● EXTRACTED ENTRIES
-- Opening Marker --

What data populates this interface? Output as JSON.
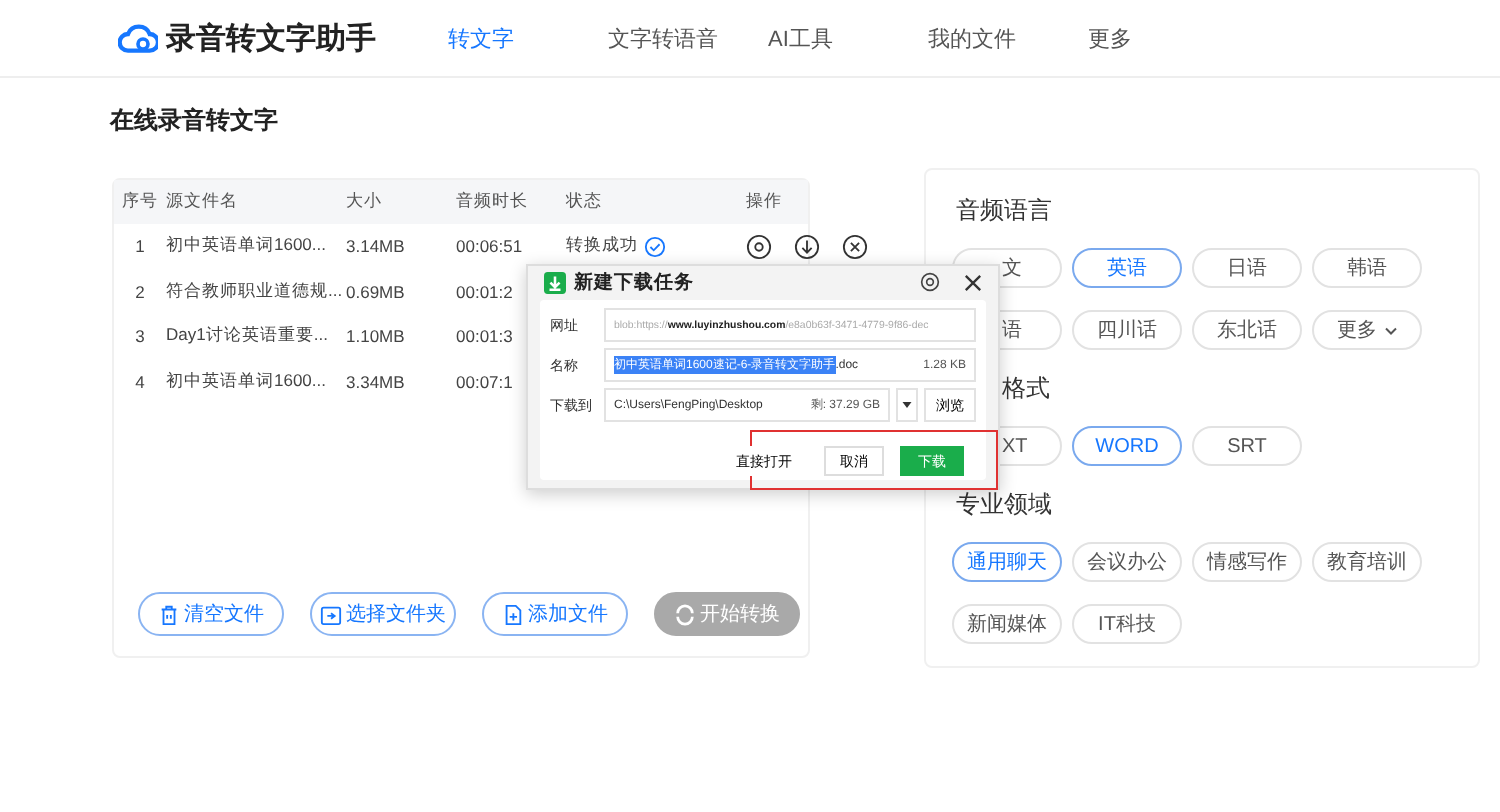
{
  "app": {
    "title": "录音转文字助手"
  },
  "nav": [
    {
      "label": "转文字",
      "selected": true
    },
    {
      "label": "文字转语音",
      "selected": false
    },
    {
      "label": "AI工具",
      "selected": false
    },
    {
      "label": "我的文件",
      "selected": false
    },
    {
      "label": "更多",
      "selected": false
    }
  ],
  "page_title": "在线录音转文字",
  "table": {
    "columns": [
      "序号",
      "源文件名",
      "大小",
      "音频时长",
      "状态",
      "操作"
    ],
    "rows": [
      {
        "index": "1",
        "name": "初中英语单词1600...",
        "size": "3.14MB",
        "duration": "00:06:51",
        "status": "转换成功"
      },
      {
        "index": "2",
        "name": "符合教师职业道德规...",
        "size": "0.69MB",
        "duration": "00:01:2"
      },
      {
        "index": "3",
        "name": "Day1讨论英语重要...",
        "size": "1.10MB",
        "duration": "00:01:3"
      },
      {
        "index": "4",
        "name": "初中英语单词1600...",
        "size": "3.34MB",
        "duration": "00:07:1"
      }
    ]
  },
  "actions": [
    {
      "label": "清空文件",
      "kind": "trash",
      "disabled": false
    },
    {
      "label": "选择文件夹",
      "kind": "folder",
      "disabled": false
    },
    {
      "label": "添加文件",
      "kind": "file",
      "disabled": false
    },
    {
      "label": "开始转换",
      "kind": "convert",
      "disabled": true
    }
  ],
  "options": [
    {
      "title": "音频语言",
      "items": [
        {
          "label": "文",
          "selected": false
        },
        {
          "label": "英语",
          "selected": true
        },
        {
          "label": "日语",
          "selected": false
        },
        {
          "label": "韩语",
          "selected": false
        },
        {
          "label": "语",
          "selected": false
        },
        {
          "label": "四川话",
          "selected": false
        },
        {
          "label": "东北话",
          "selected": false
        },
        {
          "label": "更多",
          "selected": false,
          "kind": "dropdown"
        }
      ]
    },
    {
      "title": "格式",
      "items": [
        {
          "label": "XT",
          "selected": false
        },
        {
          "label": "WORD",
          "selected": true
        },
        {
          "label": "SRT",
          "selected": false
        }
      ]
    },
    {
      "title": "专业领域",
      "items": [
        {
          "label": "通用聊天",
          "selected": true
        },
        {
          "label": "会议办公",
          "selected": false
        },
        {
          "label": "情感写作",
          "selected": false
        },
        {
          "label": "教育培训",
          "selected": false
        },
        {
          "label": "新闻媒体",
          "selected": false
        },
        {
          "label": "IT科技",
          "selected": false
        }
      ]
    }
  ],
  "dialog": {
    "title": "新建下载任务",
    "url_label": "网址",
    "url": "blob:https://**www.luyinzhushou.com**/e8a0b63f-3471-4779-9f86-dec",
    "name_label": "名称",
    "name_selected": "初中英语单词1600速记-6-录音转文字助手",
    "name_rest": ".doc",
    "file_size": "1.28 KB",
    "path_label": "下载到",
    "path": "C:\\Users\\FengPing\\Desktop",
    "free_space": "剩: 37.29 GB",
    "browse": "浏览",
    "buttons": [
      {
        "label": "直接打开",
        "kind": "plain"
      },
      {
        "label": "取消",
        "kind": "outline"
      },
      {
        "label": "下载",
        "kind": "primary"
      }
    ]
  }
}
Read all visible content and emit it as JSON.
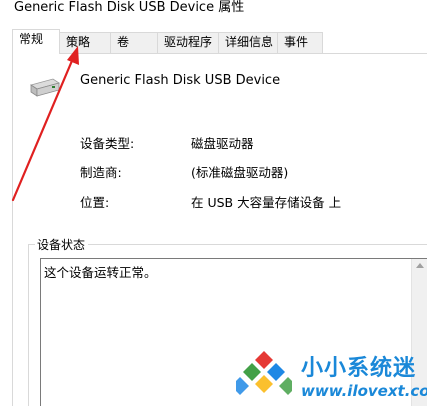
{
  "window": {
    "title": "Generic Flash Disk USB Device 属性"
  },
  "tabs": [
    {
      "label": "常规",
      "active": true
    },
    {
      "label": "策略",
      "active": false
    },
    {
      "label": "卷",
      "active": false
    },
    {
      "label": "驱动程序",
      "active": false
    },
    {
      "label": "详细信息",
      "active": false
    },
    {
      "label": "事件",
      "active": false
    }
  ],
  "device": {
    "name": "Generic Flash Disk USB Device",
    "icon": "usb-drive-icon"
  },
  "properties": [
    {
      "label": "设备类型:",
      "value": "磁盘驱动器"
    },
    {
      "label": "制造商:",
      "value": "(标准磁盘驱动器)"
    },
    {
      "label": "位置:",
      "value": "在 USB 大容量存储设备 上"
    }
  ],
  "device_status": {
    "title": "设备状态",
    "text": "这个设备运转正常。"
  },
  "watermark": {
    "brand": "小小系统迷",
    "url": "www.ilovext.com"
  },
  "colors": {
    "arrow": "#e02020",
    "watermark": "#1a88d8"
  }
}
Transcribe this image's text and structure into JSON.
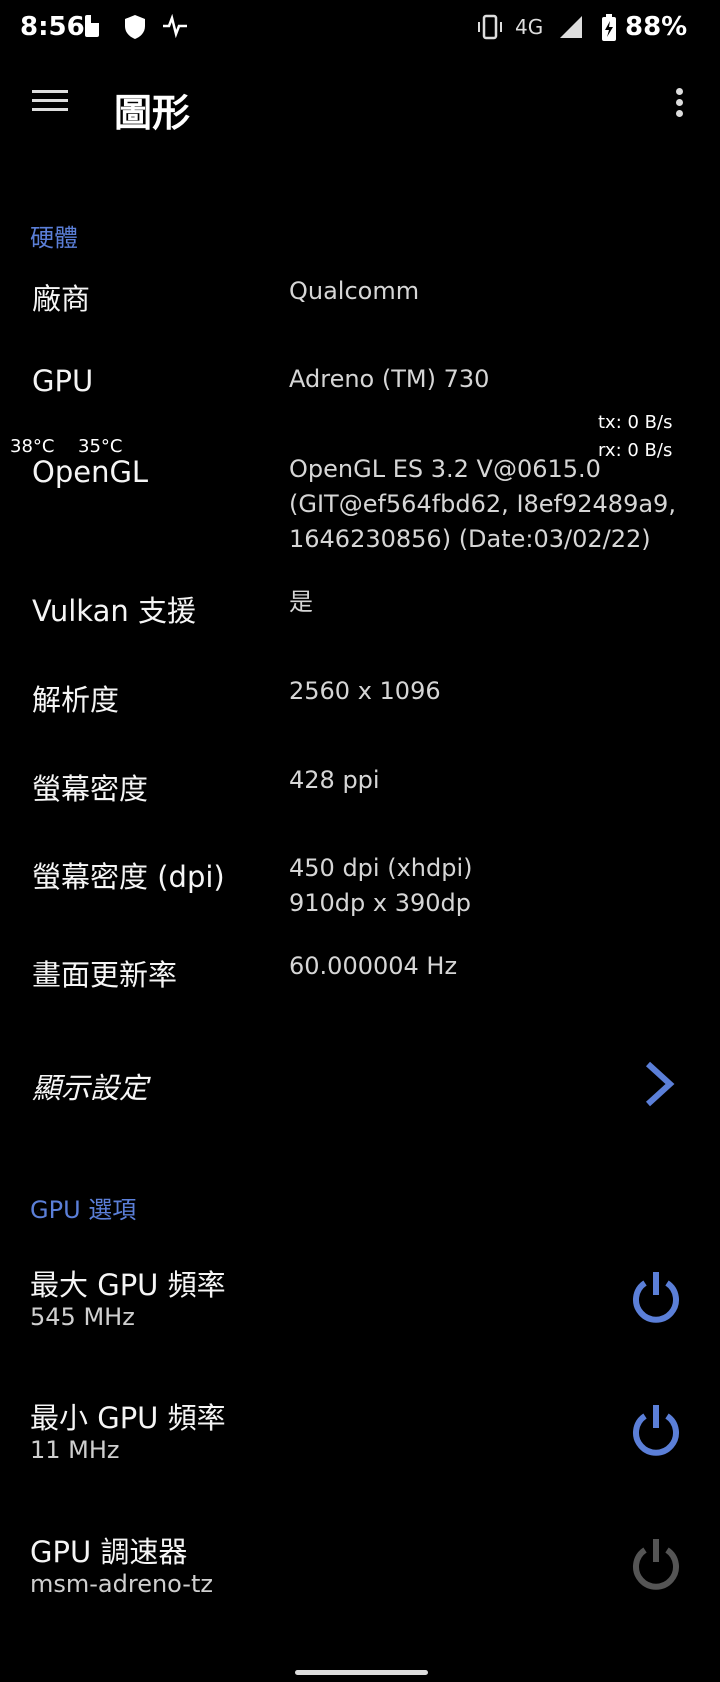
{
  "status_bar": {
    "time": "8:56",
    "network": "4G",
    "battery": "88%"
  },
  "app_bar": {
    "title": "圖形",
    "menu_icon": "hamburger-menu-icon",
    "more_icon": "more-vert-icon"
  },
  "hardware": {
    "header": "硬體",
    "rows": [
      {
        "label": "廠商",
        "value": "Qualcomm"
      },
      {
        "label": "GPU",
        "value": "Adreno (TM) 730"
      },
      {
        "label": "OpenGL",
        "value_lines": [
          "OpenGL ES 3.2 V@0615.0",
          "(GIT@ef564fbd62, I8ef92489a9,",
          "1646230856) (Date:03/02/22)"
        ]
      },
      {
        "label": "Vulkan 支援",
        "value": "是"
      },
      {
        "label": "解析度",
        "value": "2560 x 1096"
      },
      {
        "label": "螢幕密度",
        "value": "428 ppi"
      },
      {
        "label": "螢幕密度 (dpi)",
        "value_lines": [
          "450 dpi (xhdpi)",
          "910dp x 390dp"
        ]
      },
      {
        "label": "畫面更新率",
        "value": "60.000004 Hz"
      }
    ]
  },
  "display_settings": {
    "label": "顯示設定",
    "icon": "chevron-right-icon"
  },
  "overlay": {
    "temp1": "38°C",
    "temp2": "35°C",
    "tx": "tx: 0 B/s",
    "rx": "rx: 0 B/s"
  },
  "gpu_options": {
    "header": "GPU 選項",
    "items": [
      {
        "label": "最大 GPU 頻率",
        "value": "545 MHz",
        "icon": "power-icon",
        "color": "#5b7fd8"
      },
      {
        "label": "最小 GPU 頻率",
        "value": "11 MHz",
        "icon": "power-icon",
        "color": "#5b7fd8"
      },
      {
        "label": "GPU 調速器",
        "value": "msm-adreno-tz",
        "icon": "power-icon",
        "color": "#555555"
      }
    ]
  },
  "colors": {
    "accent": "#5b7fd8",
    "background": "#000000"
  }
}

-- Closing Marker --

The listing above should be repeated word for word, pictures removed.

What data populates this interface? Output as JSON.
{
  "app": {
    "title": "录音转文字助手"
  },
  "nav": [
    {
      "label": "转文字",
      "selected": true
    },
    {
      "label": "文字转语音",
      "selected": false
    },
    {
      "label": "AI工具",
      "selected": false
    },
    {
      "label": "我的文件",
      "selected": false
    },
    {
      "label": "更多",
      "selected": false
    }
  ],
  "page_title": "在线录音转文字",
  "table": {
    "columns": [
      "序号",
      "源文件名",
      "大小",
      "音频时长",
      "状态",
      "操作"
    ],
    "rows": [
      {
        "index": "1",
        "name": "初中英语单词1600...",
        "size": "3.14MB",
        "duration": "00:06:51",
        "status": "转换成功"
      },
      {
        "index": "2",
        "name": "符合教师职业道德规...",
        "size": "0.69MB",
        "duration": "00:01:2"
      },
      {
        "index": "3",
        "name": "Day1讨论英语重要...",
        "size": "1.10MB",
        "duration": "00:01:3"
      },
      {
        "index": "4",
        "name": "初中英语单词1600...",
        "size": "3.34MB",
        "duration": "00:07:1"
      }
    ]
  },
  "actions": [
    {
      "label": "清空文件",
      "kind": "trash",
      "disabled": false
    },
    {
      "label": "选择文件夹",
      "kind": "folder",
      "disabled": false
    },
    {
      "label": "添加文件",
      "kind": "file",
      "disabled": false
    },
    {
      "label": "开始转换",
      "kind": "convert",
      "disabled": true
    }
  ],
  "options": [
    {
      "title": "音频语言",
      "items": [
        {
          "label": "文",
          "selected": false
        },
        {
          "label": "英语",
          "selected": true
        },
        {
          "label": "日语",
          "selected": false
        },
        {
          "label": "韩语",
          "selected": false
        },
        {
          "label": "语",
          "selected": false
        },
        {
          "label": "四川话",
          "selected": false
        },
        {
          "label": "东北话",
          "selected": false
        },
        {
          "label": "更多",
          "selected": false,
          "kind": "dropdown"
        }
      ]
    },
    {
      "title": "格式",
      "items": [
        {
          "label": "XT",
          "selected": false
        },
        {
          "label": "WORD",
          "selected": true
        },
        {
          "label": "SRT",
          "selected": false
        }
      ]
    },
    {
      "title": "专业领域",
      "items": [
        {
          "label": "通用聊天",
          "selected": true
        },
        {
          "label": "会议办公",
          "selected": false
        },
        {
          "label": "情感写作",
          "selected": false
        },
        {
          "label": "教育培训",
          "selected": false
        },
        {
          "label": "新闻媒体",
          "selected": false
        },
        {
          "label": "IT科技",
          "selected": false
        }
      ]
    }
  ],
  "dialog": {
    "title": "新建下载任务",
    "url_label": "网址",
    "url": "blob:https://**www.luyinzhushou.com**/e8a0b63f-3471-4779-9f86-dec",
    "name_label": "名称",
    "name_selected": "初中英语单词1600速记-6-录音转文字助手",
    "name_rest": ".doc",
    "file_size": "1.28 KB",
    "path_label": "下载到",
    "path": "C:\\Users\\FengPing\\Desktop",
    "free_space": "剩: 37.29 GB",
    "browse": "浏览",
    "buttons": [
      {
        "label": "直接打开",
        "kind": "plain"
      },
      {
        "label": "取消",
        "kind": "outline"
      },
      {
        "label": "下载",
        "kind": "primary"
      }
    ]
  }
}
Read all visible content and emit it as JSON.
{
  "window": {
    "title": "Generic Flash Disk USB Device 属性"
  },
  "tabs": [
    {
      "label": "常规",
      "active": true
    },
    {
      "label": "策略",
      "active": false
    },
    {
      "label": "卷",
      "active": false
    },
    {
      "label": "驱动程序",
      "active": false
    },
    {
      "label": "详细信息",
      "active": false
    },
    {
      "label": "事件",
      "active": false
    }
  ],
  "device": {
    "name": "Generic Flash Disk USB Device",
    "icon": "usb-drive-icon"
  },
  "properties": [
    {
      "label": "设备类型:",
      "value": "磁盘驱动器"
    },
    {
      "label": "制造商:",
      "value": "(标准磁盘驱动器)"
    },
    {
      "label": "位置:",
      "value": "在 USB 大容量存储设备 上"
    }
  ],
  "device_status": {
    "title": "设备状态",
    "text": "这个设备运转正常。"
  },
  "watermark": {
    "brand": "小小系统迷",
    "url": "www.ilovext.com"
  },
  "colors": {
    "arrow": "#e02020",
    "watermark": "#1a88d8"
  }
}
Transcribe this image's text and structure into JSON.
{
  "status_bar": {
    "time": "8:56",
    "network": "4G",
    "battery": "88%"
  },
  "app_bar": {
    "title": "圖形",
    "menu_icon": "hamburger-menu-icon",
    "more_icon": "more-vert-icon"
  },
  "hardware": {
    "header": "硬體",
    "rows": [
      {
        "label": "廠商",
        "value": "Qualcomm"
      },
      {
        "label": "GPU",
        "value": "Adreno (TM) 730"
      },
      {
        "label": "OpenGL",
        "value_lines": [
          "OpenGL ES 3.2 V@0615.0",
          "(GIT@ef564fbd62, I8ef92489a9,",
          "1646230856) (Date:03/02/22)"
        ]
      },
      {
        "label": "Vulkan 支援",
        "value": "是"
      },
      {
        "label": "解析度",
        "value": "2560 x 1096"
      },
      {
        "label": "螢幕密度",
        "value": "428 ppi"
      },
      {
        "label": "螢幕密度 (dpi)",
        "value_lines": [
          "450 dpi (xhdpi)",
          "910dp x 390dp"
        ]
      },
      {
        "label": "畫面更新率",
        "value": "60.000004 Hz"
      }
    ]
  },
  "display_settings": {
    "label": "顯示設定",
    "icon": "chevron-right-icon"
  },
  "overlay": {
    "temp1": "38°C",
    "temp2": "35°C",
    "tx": "tx: 0 B/s",
    "rx": "rx: 0 B/s"
  },
  "gpu_options": {
    "header": "GPU 選項",
    "items": [
      {
        "label": "最大 GPU 頻率",
        "value": "545 MHz",
        "icon": "power-icon",
        "color": "#5b7fd8"
      },
      {
        "label": "最小 GPU 頻率",
        "value": "11 MHz",
        "icon": "power-icon",
        "color": "#5b7fd8"
      },
      {
        "label": "GPU 調速器",
        "value": "msm-adreno-tz",
        "icon": "power-icon",
        "color": "#555555"
      }
    ]
  },
  "colors": {
    "accent": "#5b7fd8",
    "background": "#000000"
  }
}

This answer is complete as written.